Four months after GPC Biotech AG's satraplatin met its endpoint in a pivotal prostate cancer study, the company pulled in €33.6 million (US$43.7 million) to pave the way for the compound's anticipated commercialization.

"We're working very hard to complete the [new drug application] filing as soon as possible," said Laurie Doyle, director of investor relations and corporate communications for GPC. FDA submission is expected "in the next few weeks," she added. If the NDA succeeds in gaining priority review, the agency could reach a decision around the middle of the year, and pending approval, satraplatin "could be on the market shortly thereafter."

Satraplatin, an oral platinum-based compound, demonstrated highly statistically significant results over placebo in progression-free survival as a second-line chemotherapy treatment in 950 hormone-refractory prostate cancer patients.

Data from that Phase III study showed that patients receiving satraplatin in combination with prednisone had a 40 percent reduction in the overall risk of disease progression compared to those receiving prednisone plus placebo. (See BioWorld Today, Sept. 26, 2006.)

With those results in hand, "we were really able to accelerate the building of a commercial infrastructure in the U.S.," Doyle told BioWorld Today. The recent financing "will assist us in aggressively moving forward with those commercialization activities and, in addition, allow us to expand the development of satraplatin in other cancer settings."

GPC privately placed about 1.6 million shares priced at €21.50 each with institutional investors. Those shares, following the placement, represent about 4.5 percent of GPC's total shares outstanding.

The company, which reported a cash position of €114 million as of Sept. 30, was "pretty well funded" prior to the latest financing, Doyle said. "This extra amount will keep us going for a good chunk of time and help us continue to move forward with satraplatin."
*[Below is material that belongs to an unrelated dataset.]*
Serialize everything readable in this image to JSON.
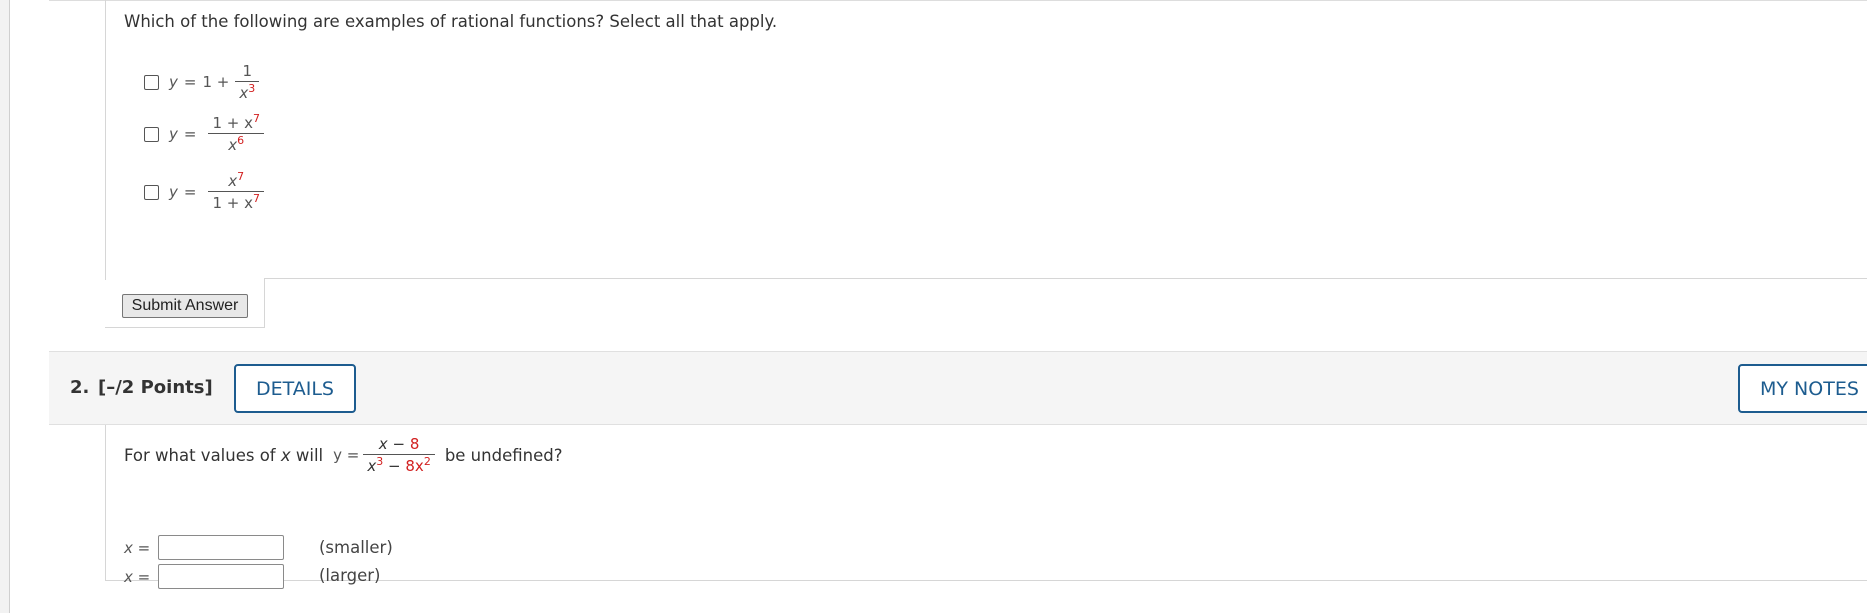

More money is expected to come into GPC later this year by way of a milestone payment triggered by the acceptance of a marketing authorization application for satraplatin in Europe by marketing partner Pharmion Corp., as per the companies' potential $270 million licensing agreement signed in 2005. Pharmion, of Boulder, Colo., anticipates filing for European approval sometime in the second quarter. (See BioWorld Today, Dec. 21, 2005.)

GPC retains marketing rights to satraplatin in the U.S., as well as Asian territories, including Japan, though Doyle said the company is not planning to handle any ex-U.S. commercialization itself.

Recently, Spectrum Pharmaceuticals Inc., which licensed satraplatin to GPC in 2002, filed a demand for arbitration against GPC alleging that the company has not used "commercially reasonable efforts" to gain regulatory approval of the product in Japan, and asked to be reimbursed for €9 million in past development expenses. In response, GPC said claims made by Waltham, Mass.-based Spectrum are without merit and denied that it defaulted on any obligation under the licensing agreement.

Pending approval in all territories, worldwide sales of satraplatin are estimated to reach about $500 million in annual peak sales, Doyle said, and GPC also is investigating the compound in other indications, such as non-small-cell lung cancer.

The company has an ongoing Phase II study of satraplatin in combination with Taxol (paclitaxel, Bristol-Myers Squibb Co.) in patients with NSCLC and another ongoing Phase II study of satraplatin plus Tarceva (erlotinib, Genentech Inc. and OSI Pharmaceuticals Inc.) in elderly NSCLC patients.

Behind satraplatin, GPC is working to advance its early stage pipeline of internally discovered compounds, starting with ID09C3, a monoclonal antibody aimed at treating relapsed or refractory B-cell lymphomas, such as non-Hodgkin's lymphoma and chronic lymphocytic leukemia. That product is in Phase I testing, and preliminary results presented last month at the American Society of Hematology meeting in Orlando, Fla., suggested that ID09C3 is well tolerated, with hints of antitumor activity observed in two patients.

"We hope to finish Phase I around the middle of the year," Doyle said, with plans to begin a Phase II trial shortly after that.

GPC, which is based in Martinsried, Germany, with offices in Waltham, Mass., and Princeton, N.J., also has an "active discovery group," she added, with a focus on kinase inhibitors for multiple cancer indications.

Shares of GPC (NASDAQ:GPCB) closed at $28.60 Wednesday, down 22 cents.